How to examine the front of the eye
A number of common eye diseases can be diagnosed by examining the front of the eye using a torch.
Basic eye examination with a torch
It is important that all health care workers know how to examine the eyes. Use of a slit-lamp microscope is a gold-standard method of examining the eye but a basic examination of the front of the eye can be carried out with a torch; if a magnifying loupe is attached to the torch this is helpful but not essential. A +20 DS lens if available can also be used to magnify the anterior eye used in conjunction with the torch. Also see article on the Arclight.
Figure 1 shows a healthy eye. There are four key parts to examine at the front of the eye:
- The eyelids
- The conjunctiva
- The cornea
- The pupil
Only some common conditions that can be seen using the above basic examination are discussed below. All signs should be linked to the history of symptoms as this will aid the differential diagnosis. Management of specific conditions is beyond the scope of this article.
The eyelids – do they look normal?
When examining the eyelids, check that they move normally, are in the correct position, and that there are no swellings or lumps.
- The eyelids open and close normally. Ptosis is a term used to describe drooping of the eyelids, and if they cannot close completely it is called lagophthalmos. If the eyelids cannot close, the patient is at risk of damage to the cornea.
- Neither eye is further forward than the other. When one eye protrudes further forward this is known as proptosis, which is usually a serious condition.
- The eyelashes point away from the eyeball; if they turn in on the eye this is abnormal and is called trichiasis (Figure 2). This can cause corneal scarring and blindness.
- There are no swellings or lumps on the eyelids. A swelling on the eyelid margin can be due to a cyst, called a chalazion (Figure 3), or an infection of an eyelash is called a stye.
- There is no redness or discharge at the eyelid margin, termed blepharitis.
The conjunctiva – does the white of the eye look white?
The conjunctiva is a transparent layer which extends from the outer edge of the cornea, across the sclera (the white part of the eye) and along the insides of both eyelids. The conjunctiva contains blood vessels and, when there is a problem, the eye will often appear red.
- Redness of the conjunctiva (conjunctivitis); this might be due to infection; or allergy.
- Growths or raised fleshy areas, for example a pterygium (see Figure 4) which is usually bilateral, involving the cornea; or a tumour (conjunctival carcinoma – see Figure 5);
- Foreign bodies causing irritation and often redness; it may be necessary to invert the eyelid as occasionally a foreign body is under the eyelid.
The cornea – is it clear?

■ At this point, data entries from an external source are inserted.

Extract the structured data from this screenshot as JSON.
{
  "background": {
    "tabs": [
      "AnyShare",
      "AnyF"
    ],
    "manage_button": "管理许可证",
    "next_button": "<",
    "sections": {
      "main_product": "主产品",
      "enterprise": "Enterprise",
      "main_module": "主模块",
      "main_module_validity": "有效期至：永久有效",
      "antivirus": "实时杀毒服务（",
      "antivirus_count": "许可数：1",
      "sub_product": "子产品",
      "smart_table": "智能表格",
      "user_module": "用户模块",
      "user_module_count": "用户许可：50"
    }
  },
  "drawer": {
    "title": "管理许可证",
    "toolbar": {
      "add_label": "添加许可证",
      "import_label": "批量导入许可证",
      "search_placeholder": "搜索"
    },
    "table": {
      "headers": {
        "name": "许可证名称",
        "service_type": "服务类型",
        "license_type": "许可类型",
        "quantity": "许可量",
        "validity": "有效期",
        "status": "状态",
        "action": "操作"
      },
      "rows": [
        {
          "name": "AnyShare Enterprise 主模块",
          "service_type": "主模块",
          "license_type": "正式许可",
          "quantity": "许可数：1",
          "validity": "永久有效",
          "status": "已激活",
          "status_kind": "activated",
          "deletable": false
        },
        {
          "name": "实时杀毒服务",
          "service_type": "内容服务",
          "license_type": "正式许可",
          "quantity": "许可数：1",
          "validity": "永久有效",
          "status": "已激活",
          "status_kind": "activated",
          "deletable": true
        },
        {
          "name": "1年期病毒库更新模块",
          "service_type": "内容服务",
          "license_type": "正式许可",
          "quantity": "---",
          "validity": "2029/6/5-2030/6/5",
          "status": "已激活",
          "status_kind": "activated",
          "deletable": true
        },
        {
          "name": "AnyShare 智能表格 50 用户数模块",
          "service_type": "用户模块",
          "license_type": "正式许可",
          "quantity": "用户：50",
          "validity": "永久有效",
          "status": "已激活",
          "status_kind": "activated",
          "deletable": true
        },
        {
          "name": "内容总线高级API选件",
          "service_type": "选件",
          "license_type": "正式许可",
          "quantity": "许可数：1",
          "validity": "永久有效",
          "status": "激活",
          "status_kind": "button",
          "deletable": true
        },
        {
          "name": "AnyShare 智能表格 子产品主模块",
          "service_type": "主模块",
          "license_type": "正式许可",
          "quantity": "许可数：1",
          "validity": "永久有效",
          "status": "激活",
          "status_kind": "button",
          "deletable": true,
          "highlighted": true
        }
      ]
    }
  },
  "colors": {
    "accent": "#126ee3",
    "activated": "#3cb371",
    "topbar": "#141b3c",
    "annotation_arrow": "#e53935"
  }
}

The cornea is the clear part of the front of the eye. It acts like a window and allows light to get into the eye. To examine the cornea, shine the light from the side. If there is a problem, the cornea may appear cloudy or hazy.

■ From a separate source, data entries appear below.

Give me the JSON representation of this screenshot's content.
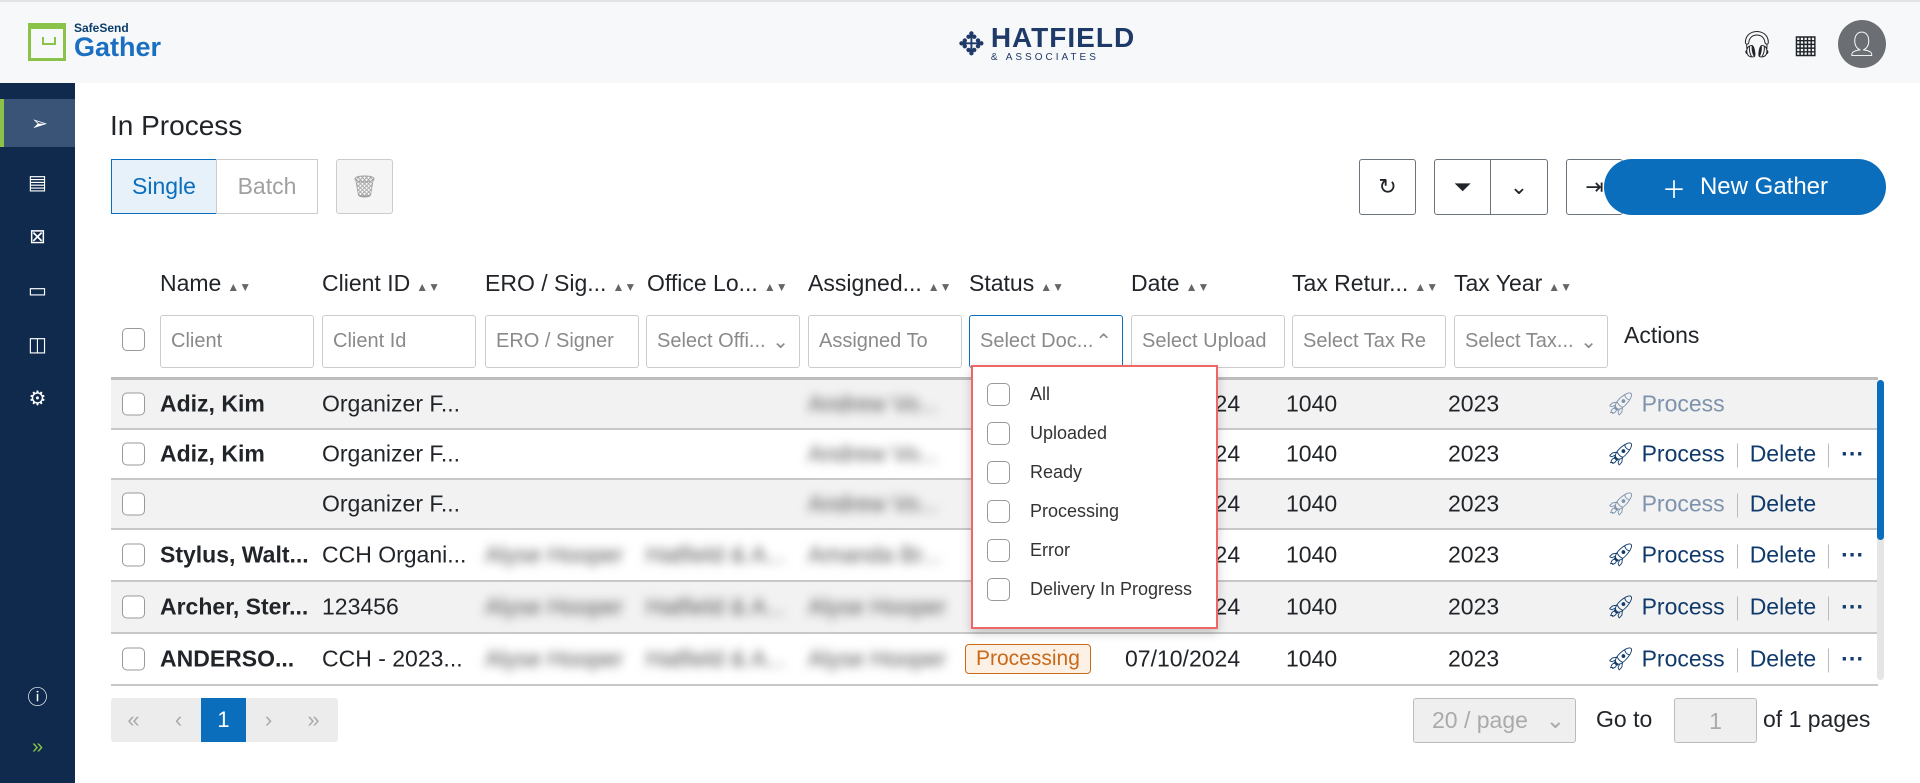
{
  "header": {
    "logo_small": "SafeSend",
    "logo_big": "Gather",
    "brand_name": "HATFIELD",
    "brand_sub": "& ASSOCIATES"
  },
  "page": {
    "title": "In Process"
  },
  "toolbar": {
    "single": "Single",
    "batch": "Batch",
    "new_gather": "New Gather"
  },
  "columns": [
    "Name",
    "Client ID",
    "ERO / Sig...",
    "Office Lo...",
    "Assigned...",
    "Status",
    "Date",
    "Tax Retur...",
    "Tax Year"
  ],
  "actions_header": "Actions",
  "filters": {
    "client": "Client",
    "client_id": "Client Id",
    "ero": "ERO / Signer",
    "office": "Select Offi...",
    "assigned": "Assigned To",
    "status": "Select Doc...",
    "date": "Select Upload",
    "tax_return": "Select Tax Re",
    "tax_year": "Select Tax..."
  },
  "status_options": [
    "All",
    "Uploaded",
    "Ready",
    "Processing",
    "Error",
    "Delivery In Progress"
  ],
  "rows": [
    {
      "name": "Adiz, Kim",
      "client_id": "Organizer F...",
      "ero": "",
      "office": "",
      "assigned": "Andrew Vo...",
      "status": "",
      "date": "07/10/2024",
      "tax_return": "1040",
      "tax_year": "2023",
      "process": "Process",
      "process_enabled": false,
      "delete": "",
      "more": false
    },
    {
      "name": "Adiz, Kim",
      "client_id": "Organizer F...",
      "ero": "",
      "office": "",
      "assigned": "Andrew Vo...",
      "status": "",
      "date": "07/10/2024",
      "tax_return": "1040",
      "tax_year": "2023",
      "process": "Process",
      "process_enabled": true,
      "delete": "Delete",
      "more": true
    },
    {
      "name": "",
      "client_id": "Organizer F...",
      "ero": "",
      "office": "",
      "assigned": "Andrew Vo...",
      "status": "",
      "date": "07/10/2024",
      "tax_return": "1040",
      "tax_year": "2023",
      "process": "Process",
      "process_enabled": false,
      "delete": "Delete",
      "more": false
    },
    {
      "name": "Stylus, Walt...",
      "client_id": "CCH Organi...",
      "ero": "Alyse Hooper",
      "office": "Hatfield & A...",
      "assigned": "Amanda Br...",
      "status": "",
      "date": "07/10/2024",
      "tax_return": "1040",
      "tax_year": "2023",
      "process": "Process",
      "process_enabled": true,
      "delete": "Delete",
      "more": true
    },
    {
      "name": "Archer, Ster...",
      "client_id": "123456",
      "ero": "Alyse Hooper",
      "office": "Hatfield & A...",
      "assigned": "Alyse Hooper",
      "status": "",
      "date": "07/10/2024",
      "tax_return": "1040",
      "tax_year": "2023",
      "process": "Process",
      "process_enabled": true,
      "delete": "Delete",
      "more": true
    },
    {
      "name": "ANDERSO...",
      "client_id": "CCH - 2023...",
      "ero": "Alyse Hooper",
      "office": "Hatfield & A...",
      "assigned": "Alyse Hooper",
      "status": "Processing",
      "date": "07/10/2024",
      "tax_return": "1040",
      "tax_year": "2023",
      "process": "Process",
      "process_enabled": true,
      "delete": "Delete",
      "more": true
    }
  ],
  "pagination": {
    "current": "1",
    "per_page": "20 / page",
    "goto_label": "Go to",
    "goto_value": "1",
    "of_pages": "of 1  pages"
  },
  "colors": {
    "primary": "#0a6ebd",
    "sidebar": "#0f2a4d",
    "accent": "#8bc34a",
    "badge": "#c86a1a",
    "dropdown_outline": "#e66666"
  }
}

- There is no foreign body on the cornea; this is usually unilateral accompanied by pain or discomfort (Figure 6).
- There are no white or grey areas on the cornea; a white or grey area in a red or painful eye is likely to be a corneal ulcer (Figure 7); a white or grey area in a white, non-painful eye is likely to be a corneal scar.
The pupil – is the pupil black and does it react to bright light?
The pupil is a round opening found in the centre of the iris, which is the coloured ring-like structure inside the eye, behind the cornea. The iris gives the eye its colour.
The pupil regulates the amount of light that goes into the eye; it is small in bright light and large in a dark room.
- The colour of the pupil: it should be black. A white or grey pupil may be due to cataract (opacity of the lens).
- The shape of the pupil: it should be circular. An irregular-shaped pupil may be due to injury or inflammation inside the eye (called iritis).
- That the pupil becomes small when a bright light is shone into the eye in a dark room; this indicates that the optic nerve at the back of the eye is working; if the pupil does not become small with a bright light it may be due to damage of the nerve.
- The pupils’ reaction to the swinging torch test (see panel below).
- The red reflex – see p. 54.
A careful examination of the front of the eye, using a torch, can help the eye health worker identify abnormalities which can lead to a diagnosis and assist in deciding the best management for the patient.
The swinging torch test
If the torch is moved from one pupil to another and back again (the swinging torch test), each pupil should become small when the light is shone at it. If this does not happen (i.e., a pupil dilates when the light is swung towards it), this may indicate a relative afferent pupillary defect (RAPD) in that eye. When RAPD is present, this suggests disease of the retina or optic nerve.